Problem requirements: Every line in the listing that holds "this" counts once; state the total and nothing more.

Records provided:
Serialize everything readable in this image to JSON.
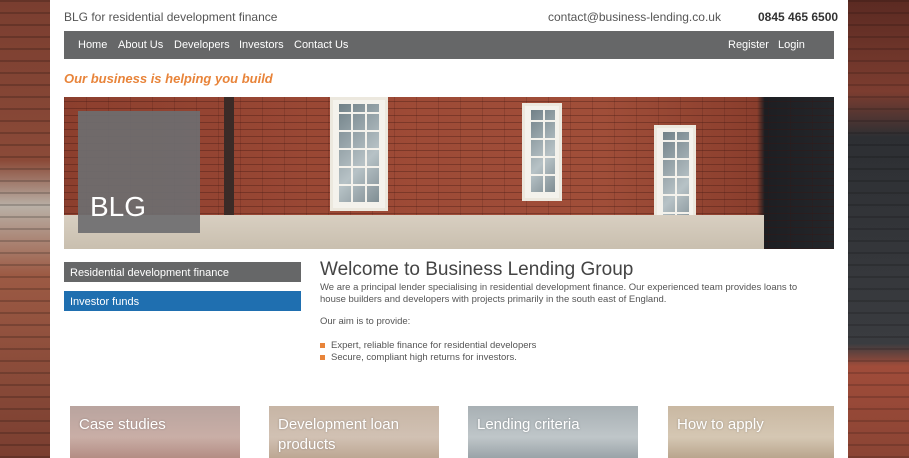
{
  "header": {
    "tagline": "BLG for residential development finance",
    "email": "contact@business-lending.co.uk",
    "phone": "0845 465 6500"
  },
  "nav": {
    "items": [
      "Home",
      "About Us",
      "Developers",
      "Investors",
      "Contact Us"
    ],
    "register": "Register",
    "login": "Login"
  },
  "slogan": "Our business is helping you build",
  "hero": {
    "logo_text": "BLG"
  },
  "sidebar": {
    "items": [
      "Residential development finance",
      "Investor funds"
    ]
  },
  "welcome": {
    "title": "Welcome to Business Lending Group",
    "text": "We are a principal lender specialising in residential development finance. Our experienced team provides loans to house builders and developers with projects primarily in the south east of England.",
    "aim": "Our aim is to provide:",
    "bullets": [
      "Expert, reliable finance for residential developers",
      "Secure, compliant high returns for investors."
    ]
  },
  "tiles": [
    "Case studies",
    "Development loan products",
    "Lending criteria",
    "How to apply"
  ],
  "colors": {
    "orange": "#e8843a",
    "nav_grey": "#666768",
    "blue": "#1f6fb0"
  }
}
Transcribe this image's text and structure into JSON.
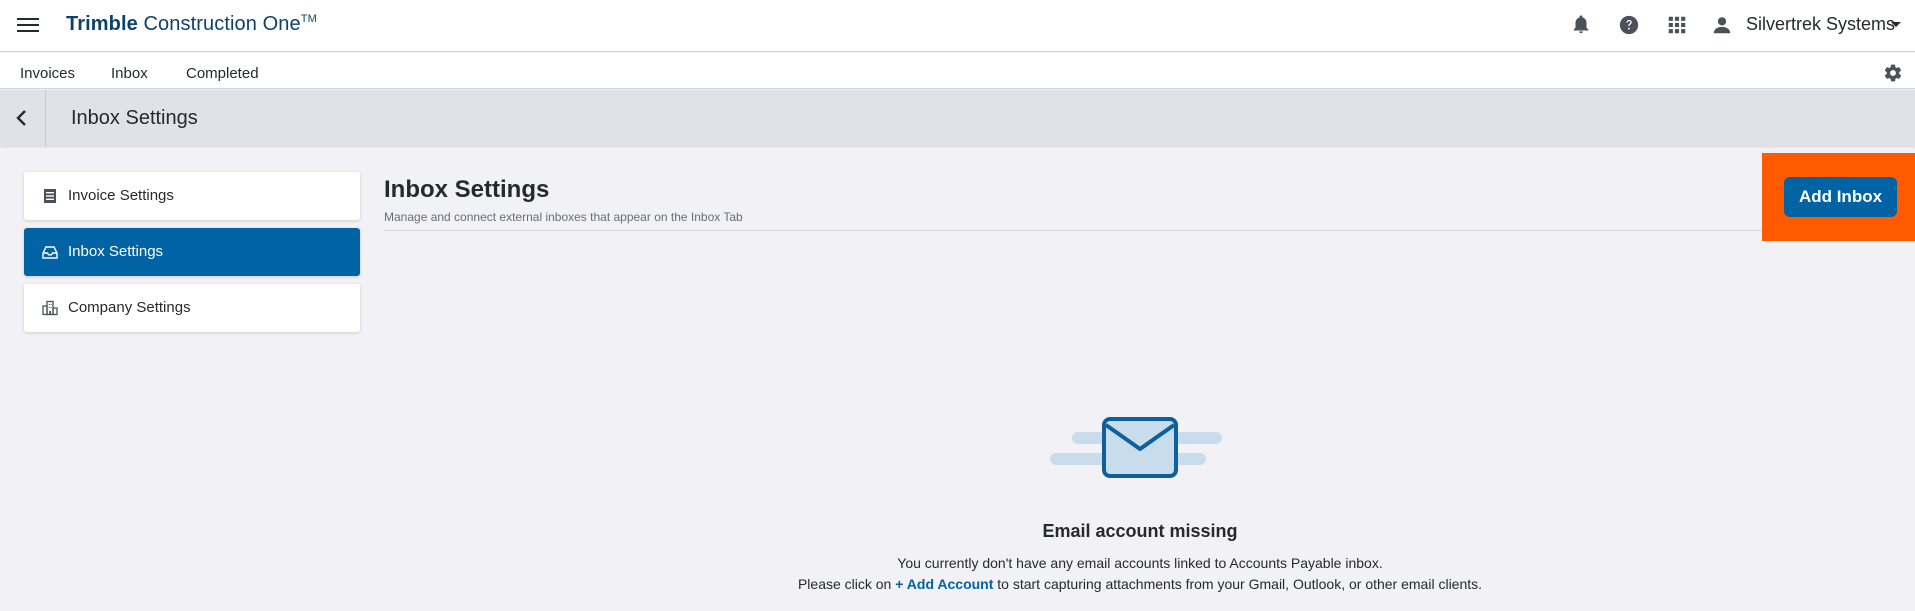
{
  "topbar": {
    "brand_bold": "Trimble",
    "brand_rest": " Construction One",
    "brand_tm": "TM",
    "user_name": "Silvertrek Systems",
    "icons": [
      "menu-icon",
      "bell-icon",
      "help-icon",
      "apps-grid-icon",
      "user-icon",
      "caret-down-icon"
    ]
  },
  "tabs": [
    {
      "label": "Invoices"
    },
    {
      "label": "Inbox"
    },
    {
      "label": "Completed"
    }
  ],
  "page_header": {
    "title": "Inbox Settings"
  },
  "sidebar": {
    "items": [
      {
        "label": "Invoice Settings",
        "icon": "list-icon",
        "active": false
      },
      {
        "label": "Inbox Settings",
        "icon": "inbox-icon",
        "active": true
      },
      {
        "label": "Company Settings",
        "icon": "building-icon",
        "active": false
      }
    ]
  },
  "main": {
    "title": "Inbox Settings",
    "subtitle": "Manage and connect external inboxes that appear on the Inbox Tab",
    "add_button": "Add Inbox"
  },
  "empty_state": {
    "title": "Email account missing",
    "line1": "You currently don't have any email accounts linked to Accounts Payable inbox.",
    "line2_prefix": "Please click on ",
    "line2_link": "+ Add Account",
    "line2_suffix": " to start capturing attachments from your Gmail, Outlook, or other email clients."
  },
  "colors": {
    "primary": "#0063a3",
    "brand": "#0e416c",
    "highlight": "#ff5a00",
    "background": "#f1f1f6",
    "header_band": "#e1e1e9"
  }
}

Solution: 2